• Material provided
• • • • •

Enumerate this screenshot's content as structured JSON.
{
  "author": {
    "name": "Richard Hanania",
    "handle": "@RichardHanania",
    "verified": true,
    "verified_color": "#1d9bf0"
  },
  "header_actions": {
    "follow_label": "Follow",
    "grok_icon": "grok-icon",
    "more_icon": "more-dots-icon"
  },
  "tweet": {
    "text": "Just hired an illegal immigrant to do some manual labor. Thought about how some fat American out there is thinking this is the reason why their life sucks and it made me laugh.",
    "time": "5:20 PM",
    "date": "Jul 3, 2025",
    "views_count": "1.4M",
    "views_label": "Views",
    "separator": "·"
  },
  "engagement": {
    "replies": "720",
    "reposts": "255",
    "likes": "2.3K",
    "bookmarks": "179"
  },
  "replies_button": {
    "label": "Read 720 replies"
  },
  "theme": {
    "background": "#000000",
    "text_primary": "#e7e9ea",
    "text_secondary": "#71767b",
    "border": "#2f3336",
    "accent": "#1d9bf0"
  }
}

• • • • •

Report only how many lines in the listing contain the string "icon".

2